» **Your goal**
Without the images, reproduce every entry exactly.

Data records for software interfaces
★ ★ ★ ★ ★ ★ ★

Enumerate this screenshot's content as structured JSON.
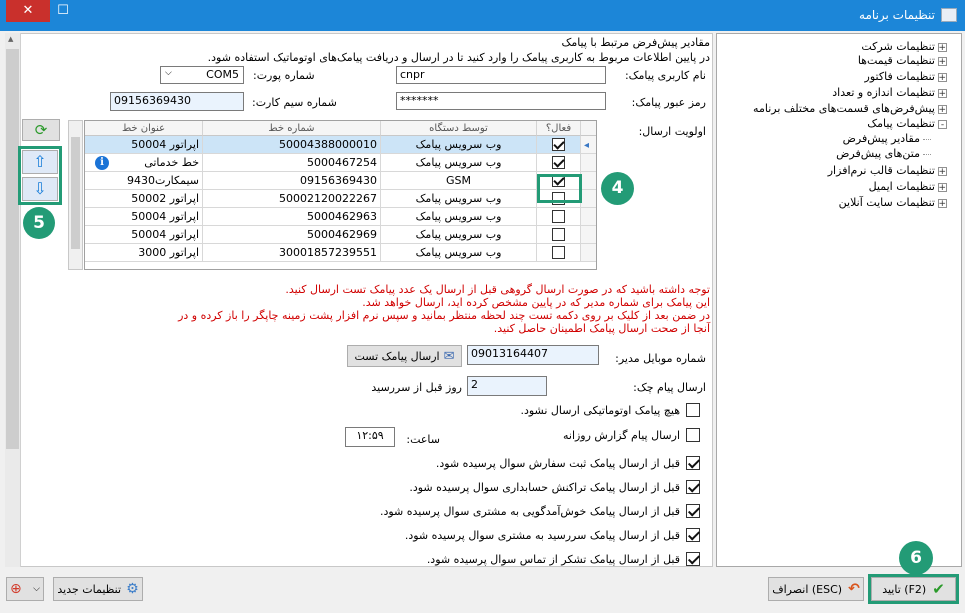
{
  "window": {
    "title": "تنظیمات برنامه"
  },
  "tree": {
    "items": [
      {
        "label": "تنظیمات شرکت",
        "exp": "+"
      },
      {
        "label": "تنظیمات قیمت‌ها",
        "exp": "+"
      },
      {
        "label": "تنظیمات فاکتور",
        "exp": "+"
      },
      {
        "label": "تنظیمات اندازه و تعداد",
        "exp": "+"
      },
      {
        "label": "پیش‌فرض‌های قسمت‌های مختلف برنامه",
        "exp": "+"
      },
      {
        "label": "تنظیمات پیامک",
        "exp": "-"
      },
      {
        "label": "مقادیر پیش‌فرض",
        "exp": ""
      },
      {
        "label": "متن‌های پیش‌فرض",
        "exp": ""
      },
      {
        "label": "تنظیمات قالب نرم‌افزار",
        "exp": "+"
      },
      {
        "label": "تنظیمات ایمیل",
        "exp": "+"
      },
      {
        "label": "تنظیمات سایت آنلاین",
        "exp": "+"
      }
    ]
  },
  "form": {
    "header": "مقادیر پیش‌فرض مرتبط با پیامک",
    "intro": "در پایین اطلاعات مربوط به کاربری پیامک را وارد کنید تا در ارسال و دریافت پیامک‌های اوتوماتیک استفاده شود.",
    "username_label": "نام کاربری پیامک:",
    "username_value": "cnpr",
    "port_label": "شماره پورت:",
    "port_value": "COM5",
    "password_label": "رمز عبور پیامک:",
    "password_value": "*******",
    "sim_label": "شماره سیم کارت:",
    "sim_value": "09156369430",
    "priority_label": "اولویت ارسال:",
    "grid": {
      "headers": [
        "فعال؟",
        "توسط دستگاه",
        "شماره خط",
        "عنوان خط"
      ],
      "rows": [
        {
          "active": true,
          "device": "وب سرویس پیامک",
          "number": "50004388000010",
          "title": "اپراتور 50004"
        },
        {
          "active": true,
          "device": "وب سرویس پیامک",
          "number": "5000467254",
          "title": "خط خدماتی"
        },
        {
          "active": true,
          "device": "GSM",
          "number": "09156369430",
          "title": "سیمکارت9430"
        },
        {
          "active": false,
          "device": "وب سرویس پیامک",
          "number": "50002120022267",
          "title": "اپراتور 50002"
        },
        {
          "active": false,
          "device": "وب سرویس پیامک",
          "number": "5000462963",
          "title": "اپراتور 50004"
        },
        {
          "active": false,
          "device": "وب سرویس پیامک",
          "number": "5000462969",
          "title": "اپراتور 50004"
        },
        {
          "active": false,
          "device": "وب سرویس پیامک",
          "number": "30001857239551",
          "title": "اپراتور 3000"
        }
      ]
    },
    "warning": [
      "توجه داشته باشید که در صورت ارسال گروهی قبل از ارسال یک عدد پیامک تست ارسال کنید.",
      "این پیامک برای شماره مدیر که در پایین مشخص کرده اید، ارسال خواهد شد.",
      "در ضمن بعد از کلیک بر روی دکمه تست چند لحظه منتظر بمانید و سپس نرم افزار پشت زمینه چاپگر را باز کرده و در",
      "آنجا از صحت ارسال پیامک اطمینان حاصل کنید."
    ],
    "manager_label": "شماره موبایل مدیر:",
    "manager_value": "09013164407",
    "test_button": "ارسال پیامک تست",
    "check_label": "ارسال پیام چک:",
    "check_value": "2",
    "check_suffix": "روز قبل از سررسید",
    "options": [
      {
        "label": "هیچ پیامک اوتوماتیکی ارسال نشود.",
        "checked": false
      },
      {
        "label": "ارسال پیام گزارش روزانه",
        "checked": false
      },
      {
        "label": "قبل از ارسال پیامک ثبت سفارش سوال پرسیده شود.",
        "checked": true
      },
      {
        "label": "قبل از ارسال پیامک تراکنش حسابداری سوال پرسیده شود.",
        "checked": true
      },
      {
        "label": "قبل از ارسال پیامک خوش‌آمدگویی به مشتری سوال پرسیده شود.",
        "checked": true
      },
      {
        "label": "قبل از ارسال پیامک سررسید به مشتری سوال پرسیده شود.",
        "checked": true
      },
      {
        "label": "قبل از ارسال پیامک تشکر از تماس سوال پرسیده شود.",
        "checked": true
      }
    ],
    "time_label": "ساعت:",
    "time_value": "۱۲:۵۹"
  },
  "footer": {
    "ok_button": "تایید (F2)",
    "cancel_button": "انصراف (ESC)",
    "new_settings_button": "تنظیمات جدید"
  },
  "callouts": {
    "c4": "4",
    "c5": "5",
    "c6": "6"
  },
  "colors": {
    "titlebar": "#1c86d8",
    "callout": "#239b76",
    "warning": "#d00000"
  }
}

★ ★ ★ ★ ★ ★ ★

» **Written response**
Enumerate this screenshot's content as structured JSON.
{
  "window": {
    "title": "تنظیمات برنامه"
  },
  "tree": {
    "items": [
      {
        "label": "تنظیمات شرکت",
        "exp": "+"
      },
      {
        "label": "تنظیمات قیمت‌ها",
        "exp": "+"
      },
      {
        "label": "تنظیمات فاکتور",
        "exp": "+"
      },
      {
        "label": "تنظیمات اندازه و تعداد",
        "exp": "+"
      },
      {
        "label": "پیش‌فرض‌های قسمت‌های مختلف برنامه",
        "exp": "+"
      },
      {
        "label": "تنظیمات پیامک",
        "exp": "-"
      },
      {
        "label": "مقادیر پیش‌فرض",
        "exp": ""
      },
      {
        "label": "متن‌های پیش‌فرض",
        "exp": ""
      },
      {
        "label": "تنظیمات قالب نرم‌افزار",
        "exp": "+"
      },
      {
        "label": "تنظیمات ایمیل",
        "exp": "+"
      },
      {
        "label": "تنظیمات سایت آنلاین",
        "exp": "+"
      }
    ]
  },
  "form": {
    "header": "مقادیر پیش‌فرض مرتبط با پیامک",
    "intro": "در پایین اطلاعات مربوط به کاربری پیامک را وارد کنید تا در ارسال و دریافت پیامک‌های اوتوماتیک استفاده شود.",
    "username_label": "نام کاربری پیامک:",
    "username_value": "cnpr",
    "port_label": "شماره پورت:",
    "port_value": "COM5",
    "password_label": "رمز عبور پیامک:",
    "password_value": "*******",
    "sim_label": "شماره سیم کارت:",
    "sim_value": "09156369430",
    "priority_label": "اولویت ارسال:",
    "grid": {
      "headers": [
        "فعال؟",
        "توسط دستگاه",
        "شماره خط",
        "عنوان خط"
      ],
      "rows": [
        {
          "active": true,
          "device": "وب سرویس پیامک",
          "number": "50004388000010",
          "title": "اپراتور 50004"
        },
        {
          "active": true,
          "device": "وب سرویس پیامک",
          "number": "5000467254",
          "title": "خط خدماتی"
        },
        {
          "active": true,
          "device": "GSM",
          "number": "09156369430",
          "title": "سیمکارت9430"
        },
        {
          "active": false,
          "device": "وب سرویس پیامک",
          "number": "50002120022267",
          "title": "اپراتور 50002"
        },
        {
          "active": false,
          "device": "وب سرویس پیامک",
          "number": "5000462963",
          "title": "اپراتور 50004"
        },
        {
          "active": false,
          "device": "وب سرویس پیامک",
          "number": "5000462969",
          "title": "اپراتور 50004"
        },
        {
          "active": false,
          "device": "وب سرویس پیامک",
          "number": "30001857239551",
          "title": "اپراتور 3000"
        }
      ]
    },
    "warning": [
      "توجه داشته باشید که در صورت ارسال گروهی قبل از ارسال یک عدد پیامک تست ارسال کنید.",
      "این پیامک برای شماره مدیر که در پایین مشخص کرده اید، ارسال خواهد شد.",
      "در ضمن بعد از کلیک بر روی دکمه تست چند لحظه منتظر بمانید و سپس نرم افزار پشت زمینه چاپگر را باز کرده و در",
      "آنجا از صحت ارسال پیامک اطمینان حاصل کنید."
    ],
    "manager_label": "شماره موبایل مدیر:",
    "manager_value": "09013164407",
    "test_button": "ارسال پیامک تست",
    "check_label": "ارسال پیام چک:",
    "check_value": "2",
    "check_suffix": "روز قبل از سررسید",
    "options": [
      {
        "label": "هیچ پیامک اوتوماتیکی ارسال نشود.",
        "checked": false
      },
      {
        "label": "ارسال پیام گزارش روزانه",
        "checked": false
      },
      {
        "label": "قبل از ارسال پیامک ثبت سفارش سوال پرسیده شود.",
        "checked": true
      },
      {
        "label": "قبل از ارسال پیامک تراکنش حسابداری سوال پرسیده شود.",
        "checked": true
      },
      {
        "label": "قبل از ارسال پیامک خوش‌آمدگویی به مشتری سوال پرسیده شود.",
        "checked": true
      },
      {
        "label": "قبل از ارسال پیامک سررسید به مشتری سوال پرسیده شود.",
        "checked": true
      },
      {
        "label": "قبل از ارسال پیامک تشکر از تماس سوال پرسیده شود.",
        "checked": true
      }
    ],
    "time_label": "ساعت:",
    "time_value": "۱۲:۵۹"
  },
  "footer": {
    "ok_button": "تایید (F2)",
    "cancel_button": "انصراف (ESC)",
    "new_settings_button": "تنظیمات جدید"
  },
  "callouts": {
    "c4": "4",
    "c5": "5",
    "c6": "6"
  },
  "colors": {
    "titlebar": "#1c86d8",
    "callout": "#239b76",
    "warning": "#d00000"
  }
}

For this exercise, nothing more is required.